  abstract     = {<p>OBJECTIVE Gastrointestinal adverse effects occur in 20–30% of patients with metformin-treated type 2 diabetes, leading to premature discontinuation in 5–10% of the cases. Gastrointestinal intolerance may reflect localized high concentrations of metformin in the gut. We hypothesized that reduced transport of metformin via the plasma membrane monoamine transporter (PMAT) and organic cation transporter 1 (OCT1) could increase the risk of severe gastrointestinal adverse effects. RESEARCH DESIGN AND METHODS The study included 286 severe metformin-intolerant and 1,128 metformin-tolerant individuals from the IMI DIRECT (Innovative Medicines Initiative: DIabetes REsearCh on patient straTification) consortium. We assessed the association of patient characteristics, concomitant medication, and the burden of mutations in the SLC29A4 and SLC22A1 genes on odds of intolerance. RESULTS Women (P &lt; 0.001) and older people (P &lt; 0.001) were more likely to develop metformin intolerance. Concomitant use of transporter-inhibiting drugs increased the odds of intolerance (odds ratio [OR] 1.72, P &lt; 0.001). In an adjusted logistic regression model, the G allele at rs3889348 (SLC29A4) was associated with gastrointestinal intolerance (OR 1.34, P = 0.005). rs3889348 is the top cis-expression quantitative trait locus for SLC29A4 in gut tissue where carriers of the G allele had reduced expression. Homozygous carriers of the G allele treated with transporter-inhibiting drugs had more than three times higher odds of intolerance compared with carriers of no G allele and not treated with inhibiting drugs (OR 3.23, P &lt; 0.001). Use of a genetic risk score derived from rs3889348 and SLC22A1 variants found that the odds of intolerance were more than twice as high in individuals who carry three or more risk alleles compared with those carrying none (OR 2.15, P = 0.01). CONCLUSIONS These results suggest that intestinal metformin transporters and concomitant medications play an important role in the gastrointestinal adverse effects of metformin.</p>},

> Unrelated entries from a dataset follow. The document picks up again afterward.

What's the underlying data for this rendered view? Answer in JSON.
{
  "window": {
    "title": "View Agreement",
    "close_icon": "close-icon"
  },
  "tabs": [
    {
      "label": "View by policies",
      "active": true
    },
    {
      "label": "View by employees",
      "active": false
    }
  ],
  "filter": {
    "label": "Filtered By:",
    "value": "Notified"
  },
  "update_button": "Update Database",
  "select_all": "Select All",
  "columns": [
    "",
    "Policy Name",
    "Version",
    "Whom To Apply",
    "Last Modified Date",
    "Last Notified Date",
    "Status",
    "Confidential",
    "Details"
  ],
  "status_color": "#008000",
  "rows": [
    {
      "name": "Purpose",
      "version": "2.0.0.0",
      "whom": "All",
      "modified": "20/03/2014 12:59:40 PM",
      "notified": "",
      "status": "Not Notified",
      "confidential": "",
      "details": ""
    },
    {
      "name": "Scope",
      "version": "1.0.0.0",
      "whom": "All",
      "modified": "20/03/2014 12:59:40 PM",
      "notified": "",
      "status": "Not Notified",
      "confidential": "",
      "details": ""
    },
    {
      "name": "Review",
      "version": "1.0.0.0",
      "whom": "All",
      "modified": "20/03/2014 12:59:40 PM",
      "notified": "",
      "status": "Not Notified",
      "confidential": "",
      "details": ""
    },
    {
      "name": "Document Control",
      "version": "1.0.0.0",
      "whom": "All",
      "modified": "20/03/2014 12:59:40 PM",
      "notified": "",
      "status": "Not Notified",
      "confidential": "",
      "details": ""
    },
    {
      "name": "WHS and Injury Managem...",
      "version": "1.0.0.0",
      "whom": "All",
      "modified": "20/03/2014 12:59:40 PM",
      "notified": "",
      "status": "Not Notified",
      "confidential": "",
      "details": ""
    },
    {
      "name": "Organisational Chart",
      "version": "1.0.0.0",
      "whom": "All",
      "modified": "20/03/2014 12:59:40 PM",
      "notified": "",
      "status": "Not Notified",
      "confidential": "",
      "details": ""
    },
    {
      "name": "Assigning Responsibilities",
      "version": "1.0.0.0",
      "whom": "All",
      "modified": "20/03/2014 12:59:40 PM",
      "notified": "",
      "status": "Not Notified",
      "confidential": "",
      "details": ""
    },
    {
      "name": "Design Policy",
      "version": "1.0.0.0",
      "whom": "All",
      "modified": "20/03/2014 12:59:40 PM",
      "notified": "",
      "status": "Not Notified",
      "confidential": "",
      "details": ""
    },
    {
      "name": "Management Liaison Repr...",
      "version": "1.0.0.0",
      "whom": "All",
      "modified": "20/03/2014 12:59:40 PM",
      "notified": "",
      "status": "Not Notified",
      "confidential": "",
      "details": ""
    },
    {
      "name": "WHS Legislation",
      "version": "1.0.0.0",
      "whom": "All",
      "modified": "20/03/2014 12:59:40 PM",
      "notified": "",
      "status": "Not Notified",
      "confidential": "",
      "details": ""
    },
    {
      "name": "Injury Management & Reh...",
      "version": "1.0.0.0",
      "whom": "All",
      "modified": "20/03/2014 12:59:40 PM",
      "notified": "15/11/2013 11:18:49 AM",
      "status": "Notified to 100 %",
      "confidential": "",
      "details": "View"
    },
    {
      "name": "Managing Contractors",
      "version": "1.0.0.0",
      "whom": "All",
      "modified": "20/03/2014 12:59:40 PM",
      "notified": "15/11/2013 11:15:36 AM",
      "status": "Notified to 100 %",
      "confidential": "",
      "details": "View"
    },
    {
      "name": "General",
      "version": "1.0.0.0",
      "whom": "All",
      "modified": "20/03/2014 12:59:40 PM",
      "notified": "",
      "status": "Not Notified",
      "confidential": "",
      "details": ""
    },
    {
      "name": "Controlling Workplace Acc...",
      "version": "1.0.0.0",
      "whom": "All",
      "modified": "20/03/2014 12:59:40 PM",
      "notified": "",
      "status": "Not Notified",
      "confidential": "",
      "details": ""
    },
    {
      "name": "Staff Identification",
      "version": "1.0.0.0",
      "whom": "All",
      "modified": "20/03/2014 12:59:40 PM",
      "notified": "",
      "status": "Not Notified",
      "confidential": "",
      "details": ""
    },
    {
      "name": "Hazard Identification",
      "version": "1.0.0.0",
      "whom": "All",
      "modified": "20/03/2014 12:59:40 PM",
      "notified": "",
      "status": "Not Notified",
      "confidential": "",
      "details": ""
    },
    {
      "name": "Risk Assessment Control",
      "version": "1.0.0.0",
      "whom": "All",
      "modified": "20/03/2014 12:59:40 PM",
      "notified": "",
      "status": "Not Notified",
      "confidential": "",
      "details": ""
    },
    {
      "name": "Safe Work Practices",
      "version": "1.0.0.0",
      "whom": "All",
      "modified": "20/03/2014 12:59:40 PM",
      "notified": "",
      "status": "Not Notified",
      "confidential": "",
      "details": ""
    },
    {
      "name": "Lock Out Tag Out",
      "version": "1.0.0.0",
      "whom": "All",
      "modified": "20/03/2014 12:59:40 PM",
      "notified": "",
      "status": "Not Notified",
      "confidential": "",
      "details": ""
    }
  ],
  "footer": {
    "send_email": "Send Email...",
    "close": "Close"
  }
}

  author       = {Dawed, Adem Y. and Zhou, Kaixin and van Leeuwen, Nienke and Mahajan, Anubha and Robertson, Neil and Koivula, Robert and Elders, Petra J.M. and Rauh, Simone P. and Jones, Angus G. and Holl, Reinhard W. and Stingl, Julia C. and Franks, Paul W. and McCarthy, Mark I. and t Hart, Leen M. and Pearson, Ewan R. and , },
  issn         = {0149-5992},
  language     = {eng},
  number       = {6},
  pages        = {1027--1033},
  publisher    = {American Diabetes Association},
  series       = {Diabetes Care},
  title        = {Variation in the plasma membrane monoamine transporter (PMAT) (encoded by SLC29A4) and organic cation transporter 1 (OCT1) (encoded by SLC22A1) and gastrointestinal intolerance to metformin in type 2 diabetes : An IMI direct study},
  url          = {http://dx.doi.org/10.2337/dc18-2182},
  volume       = {42},
  year         = {2019},
}